When you return the data, keep every word exact and include none of the images.
(DATASET ENTRIES Opens)
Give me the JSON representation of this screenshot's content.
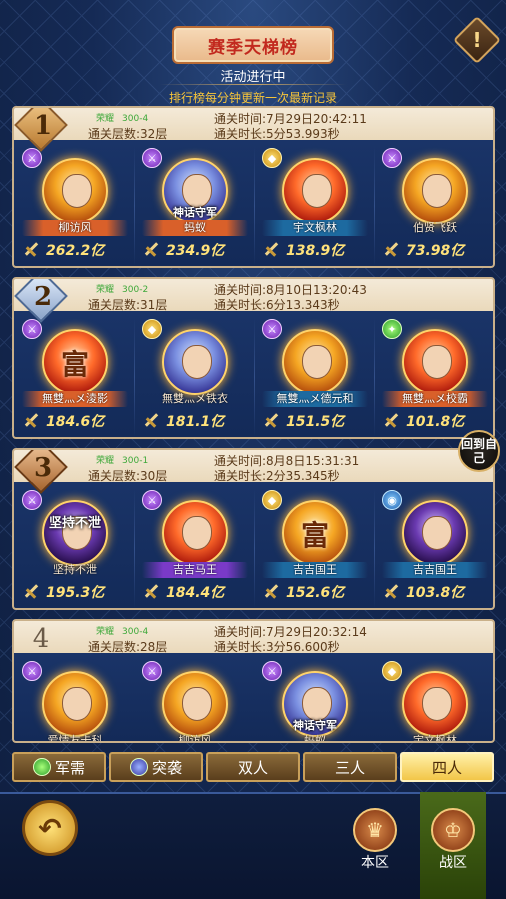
{
  "header": {
    "title": "赛季天梯榜",
    "info_icon": "!",
    "status": "活动进行中",
    "notice": "排行榜每分钟更新一次最新记录"
  },
  "entries": [
    {
      "rank": "1",
      "honor_label": "荣耀",
      "honor_value": "300-4",
      "floors": "通关层数:32层",
      "pass_time": "通关时间:7月29日20:42:11",
      "duration": "通关时长:5分53.993秒",
      "heroes": [
        {
          "name": "柳访风",
          "power": "262.2亿",
          "title": ""
        },
        {
          "name": "蚂蚁",
          "power": "234.9亿",
          "title": "神话守军"
        },
        {
          "name": "宇文枫林",
          "power": "138.9亿",
          "title": ""
        },
        {
          "name": "伯贤飞跃",
          "power": "73.98亿",
          "title": ""
        }
      ]
    },
    {
      "rank": "2",
      "honor_label": "荣耀",
      "honor_value": "300-2",
      "floors": "通关层数:31层",
      "pass_time": "通关时间:8月10日13:20:43",
      "duration": "通关时长:6分13.343秒",
      "heroes": [
        {
          "name": "無雙灬メ淩影",
          "power": "184.6亿",
          "title": ""
        },
        {
          "name": "無雙灬メ铁衣",
          "power": "181.1亿",
          "title": ""
        },
        {
          "name": "無雙灬メ德元和",
          "power": "151.5亿",
          "title": ""
        },
        {
          "name": "無雙灬メ校霸",
          "power": "101.8亿",
          "title": ""
        }
      ]
    },
    {
      "rank": "3",
      "honor_label": "荣耀",
      "honor_value": "300-1",
      "floors": "通关层数:30层",
      "pass_time": "通关时间:8月8日15:31:31",
      "duration": "通关时长:2分35.345秒",
      "heroes": [
        {
          "name": "坚持不泄",
          "power": "195.3亿",
          "title": "坚持不泄"
        },
        {
          "name": "吉吉马王",
          "power": "184.4亿",
          "title": ""
        },
        {
          "name": "吉吉国王",
          "power": "152.6亿",
          "title": ""
        },
        {
          "name": "吉吉国王",
          "power": "103.8亿",
          "title": ""
        }
      ]
    },
    {
      "rank": "4",
      "honor_label": "荣耀",
      "honor_value": "300-4",
      "floors": "通关层数:28层",
      "pass_time": "通关时间:7月29日20:32:14",
      "duration": "通关时长:3分56.600秒",
      "heroes": [
        {
          "name": "爱情友卡科",
          "power": "",
          "title": ""
        },
        {
          "name": "柳访风",
          "power": "",
          "title": ""
        },
        {
          "name": "蚂蚁",
          "power": "",
          "title": "神话守军"
        },
        {
          "name": "宇文枫林",
          "power": "",
          "title": ""
        }
      ]
    }
  ],
  "back_to_self": "回到自己",
  "tabs": [
    "军需",
    "突袭",
    "双人",
    "三人",
    "四人"
  ],
  "active_tab": "四人",
  "footer": {
    "local_zone": "本区",
    "war_zone": "战区"
  }
}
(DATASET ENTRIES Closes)
# TASK ANSWER
Give me the JSON representation of this screenshot's content.
{
  "header": {
    "title": "赛季天梯榜",
    "info_icon": "!",
    "status": "活动进行中",
    "notice": "排行榜每分钟更新一次最新记录"
  },
  "entries": [
    {
      "rank": "1",
      "honor_label": "荣耀",
      "honor_value": "300-4",
      "floors": "通关层数:32层",
      "pass_time": "通关时间:7月29日20:42:11",
      "duration": "通关时长:5分53.993秒",
      "heroes": [
        {
          "name": "柳访风",
          "power": "262.2亿",
          "title": ""
        },
        {
          "name": "蚂蚁",
          "power": "234.9亿",
          "title": "神话守军"
        },
        {
          "name": "宇文枫林",
          "power": "138.9亿",
          "title": ""
        },
        {
          "name": "伯贤飞跃",
          "power": "73.98亿",
          "title": ""
        }
      ]
    },
    {
      "rank": "2",
      "honor_label": "荣耀",
      "honor_value": "300-2",
      "floors": "通关层数:31层",
      "pass_time": "通关时间:8月10日13:20:43",
      "duration": "通关时长:6分13.343秒",
      "heroes": [
        {
          "name": "無雙灬メ淩影",
          "power": "184.6亿",
          "title": ""
        },
        {
          "name": "無雙灬メ铁衣",
          "power": "181.1亿",
          "title": ""
        },
        {
          "name": "無雙灬メ德元和",
          "power": "151.5亿",
          "title": ""
        },
        {
          "name": "無雙灬メ校霸",
          "power": "101.8亿",
          "title": ""
        }
      ]
    },
    {
      "rank": "3",
      "honor_label": "荣耀",
      "honor_value": "300-1",
      "floors": "通关层数:30层",
      "pass_time": "通关时间:8月8日15:31:31",
      "duration": "通关时长:2分35.345秒",
      "heroes": [
        {
          "name": "坚持不泄",
          "power": "195.3亿",
          "title": "坚持不泄"
        },
        {
          "name": "吉吉马王",
          "power": "184.4亿",
          "title": ""
        },
        {
          "name": "吉吉国王",
          "power": "152.6亿",
          "title": ""
        },
        {
          "name": "吉吉国王",
          "power": "103.8亿",
          "title": ""
        }
      ]
    },
    {
      "rank": "4",
      "honor_label": "荣耀",
      "honor_value": "300-4",
      "floors": "通关层数:28层",
      "pass_time": "通关时间:7月29日20:32:14",
      "duration": "通关时长:3分56.600秒",
      "heroes": [
        {
          "name": "爱情友卡科",
          "power": "",
          "title": ""
        },
        {
          "name": "柳访风",
          "power": "",
          "title": ""
        },
        {
          "name": "蚂蚁",
          "power": "",
          "title": "神话守军"
        },
        {
          "name": "宇文枫林",
          "power": "",
          "title": ""
        }
      ]
    }
  ],
  "back_to_self": "回到自己",
  "tabs": [
    "军需",
    "突袭",
    "双人",
    "三人",
    "四人"
  ],
  "active_tab": "四人",
  "footer": {
    "local_zone": "本区",
    "war_zone": "战区"
  }
}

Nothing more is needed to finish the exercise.